Your next statement:

Even if the seller avoids default, the seller may not be able to get credit since the seller still has a huge debt.

Now you have switched hats from real estate expert to mortgage broker. I don’t know which broker your staff called to verify your facts, but they obviously didn’t call one who knows anything about the mortgage business. Let me ask you a question Mr. Mortgage Man, what is easier to work around on a new purchase for a homeowner: a foreclosure a $600 house payment from another residence? Well, let me enlighten you, it is the $600 house payment. I have a handful of lenders that won’t even look at the property as a second mortgage payment unless you are trying to refinance that particual property. Simply put, the extra debt payment can be overlooked while a forclosure will never go unnoticed.

Simply put Hardy, the worst thing you can have on your credit report is a foreclosure. If someone comes along and offers a way out of your problems and sticks to his word, then they have saved that person a WORLD of grief. On the other hand, If the RE investors promises one thing and doesn’t deliver it, then yes, that would be something to make light of. I realize this is one of the purposes of your article, but unfortunately, there are more errors in your letter than there are facts.

Finally, I don’t know everything about politics, medicare, and social security, but the difference between us Hardy is that I don’t publish articles to the masses and boldface lie to them pretending I do. I suggest you heed the advice and seriously consider researching your facts before you post another errant letter. Please call me with any questions you might have; I can be reached at XXX-XXX-XXXX.


my name…

Excellent! - Posted by William Bronchick

Posted by William Bronchick on December 17, 2003 at 20:10:43:

I emailed a similar statement to the editor of the Denver Post when they ran a whole series about how foreclosure investors where “scamming” little old ladies out of their properties. I corrected a half dozen statements he made about the law that were incorrect (for example, that a notary could not take an ackowledgement of a signature the day after it was made). Did he respond? Of course not!

Re: thats the spirit - Posted by mikeW

Posted by mikeW on December 17, 2003 at 08:54:16:

In this time where the average Joe believes everything the governement force feeds down their throats, its good to see citizens defending themselves and challanging the authorities.

“When governments fear the people, there is liberty.
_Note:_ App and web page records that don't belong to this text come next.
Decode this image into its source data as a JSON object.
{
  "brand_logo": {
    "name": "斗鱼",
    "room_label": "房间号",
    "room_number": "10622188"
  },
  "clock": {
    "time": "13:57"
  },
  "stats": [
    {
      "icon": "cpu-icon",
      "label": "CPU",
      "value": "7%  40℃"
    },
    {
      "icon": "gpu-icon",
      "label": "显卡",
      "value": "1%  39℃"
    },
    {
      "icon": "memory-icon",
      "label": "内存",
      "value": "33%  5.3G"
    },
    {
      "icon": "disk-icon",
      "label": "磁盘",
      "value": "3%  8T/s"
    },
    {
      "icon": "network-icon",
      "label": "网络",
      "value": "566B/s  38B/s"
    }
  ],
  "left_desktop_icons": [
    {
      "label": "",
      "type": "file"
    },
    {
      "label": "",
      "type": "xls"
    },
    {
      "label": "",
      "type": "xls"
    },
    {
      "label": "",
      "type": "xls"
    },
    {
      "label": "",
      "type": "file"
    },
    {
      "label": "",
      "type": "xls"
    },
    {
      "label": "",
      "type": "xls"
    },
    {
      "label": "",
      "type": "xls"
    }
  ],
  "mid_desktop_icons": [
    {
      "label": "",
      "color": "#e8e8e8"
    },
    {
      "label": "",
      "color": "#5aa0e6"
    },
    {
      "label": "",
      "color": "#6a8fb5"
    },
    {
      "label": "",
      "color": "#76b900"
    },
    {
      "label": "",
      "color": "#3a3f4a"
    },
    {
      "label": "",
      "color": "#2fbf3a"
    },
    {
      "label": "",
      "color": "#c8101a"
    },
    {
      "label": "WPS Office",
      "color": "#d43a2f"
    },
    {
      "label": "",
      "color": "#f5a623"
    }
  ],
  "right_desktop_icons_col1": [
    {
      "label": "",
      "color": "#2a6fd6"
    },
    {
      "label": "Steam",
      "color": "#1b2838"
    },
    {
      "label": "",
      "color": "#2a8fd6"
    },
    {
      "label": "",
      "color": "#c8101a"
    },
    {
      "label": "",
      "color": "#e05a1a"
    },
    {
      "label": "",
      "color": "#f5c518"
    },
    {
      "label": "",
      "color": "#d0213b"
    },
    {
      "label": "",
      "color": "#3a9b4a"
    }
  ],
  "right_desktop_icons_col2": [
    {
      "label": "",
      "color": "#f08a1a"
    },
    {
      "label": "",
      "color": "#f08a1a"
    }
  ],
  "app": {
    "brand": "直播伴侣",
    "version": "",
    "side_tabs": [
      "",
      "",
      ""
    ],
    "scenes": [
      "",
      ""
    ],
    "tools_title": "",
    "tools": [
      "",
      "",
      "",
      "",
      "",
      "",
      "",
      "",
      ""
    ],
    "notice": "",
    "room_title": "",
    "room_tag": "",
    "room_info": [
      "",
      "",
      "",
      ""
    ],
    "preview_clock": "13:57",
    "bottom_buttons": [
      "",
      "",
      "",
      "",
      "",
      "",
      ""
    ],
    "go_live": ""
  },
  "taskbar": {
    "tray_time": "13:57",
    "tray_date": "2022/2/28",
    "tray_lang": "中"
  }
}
When the people fear the government, there is tyranny.”
-Thomas Jefferson